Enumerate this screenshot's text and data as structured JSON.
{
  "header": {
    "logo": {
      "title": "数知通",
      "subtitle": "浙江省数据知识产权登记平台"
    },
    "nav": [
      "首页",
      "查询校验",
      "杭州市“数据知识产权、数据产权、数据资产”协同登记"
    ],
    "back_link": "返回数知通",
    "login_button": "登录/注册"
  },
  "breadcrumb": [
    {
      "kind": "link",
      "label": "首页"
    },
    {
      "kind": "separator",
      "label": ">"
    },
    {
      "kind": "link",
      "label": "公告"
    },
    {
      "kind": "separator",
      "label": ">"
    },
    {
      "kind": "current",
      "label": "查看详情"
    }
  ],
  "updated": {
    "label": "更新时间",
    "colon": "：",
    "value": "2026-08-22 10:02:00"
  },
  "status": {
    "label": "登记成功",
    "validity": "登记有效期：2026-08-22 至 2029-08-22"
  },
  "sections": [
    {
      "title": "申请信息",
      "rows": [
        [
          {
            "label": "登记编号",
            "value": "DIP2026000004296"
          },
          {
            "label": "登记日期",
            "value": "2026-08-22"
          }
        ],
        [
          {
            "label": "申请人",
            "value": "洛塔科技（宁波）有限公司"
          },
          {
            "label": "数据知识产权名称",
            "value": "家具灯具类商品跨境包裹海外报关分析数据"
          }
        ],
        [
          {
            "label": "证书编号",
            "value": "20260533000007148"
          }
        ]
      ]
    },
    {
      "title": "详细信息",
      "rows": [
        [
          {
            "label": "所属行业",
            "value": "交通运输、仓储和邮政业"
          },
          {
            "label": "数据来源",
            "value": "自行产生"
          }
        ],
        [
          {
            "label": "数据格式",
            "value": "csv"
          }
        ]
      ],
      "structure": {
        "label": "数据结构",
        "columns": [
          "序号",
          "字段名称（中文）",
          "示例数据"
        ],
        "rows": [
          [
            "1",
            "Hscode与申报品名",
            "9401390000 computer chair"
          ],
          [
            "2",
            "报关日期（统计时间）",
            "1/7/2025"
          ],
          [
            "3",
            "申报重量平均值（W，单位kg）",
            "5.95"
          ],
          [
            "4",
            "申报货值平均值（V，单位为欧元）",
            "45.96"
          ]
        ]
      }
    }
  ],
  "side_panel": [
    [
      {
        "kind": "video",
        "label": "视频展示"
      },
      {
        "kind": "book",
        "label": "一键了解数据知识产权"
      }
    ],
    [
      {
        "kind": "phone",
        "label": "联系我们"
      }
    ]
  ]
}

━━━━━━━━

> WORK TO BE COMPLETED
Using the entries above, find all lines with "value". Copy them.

> TASK RESPONSE
    "value": "2026-08-22 10:02:00"
            "value": "DIP2026000004296"
            "value": "2026-08-22"
            "value": "洛塔科技（宁波）有限公司"
            "value": "家具灯具类商品跨境包裹海外报关分析数据"
            "value": "20260533000007148"
            "value": "交通运输、仓储和邮政业"
            "value": "自行产生"
            "value": "csv"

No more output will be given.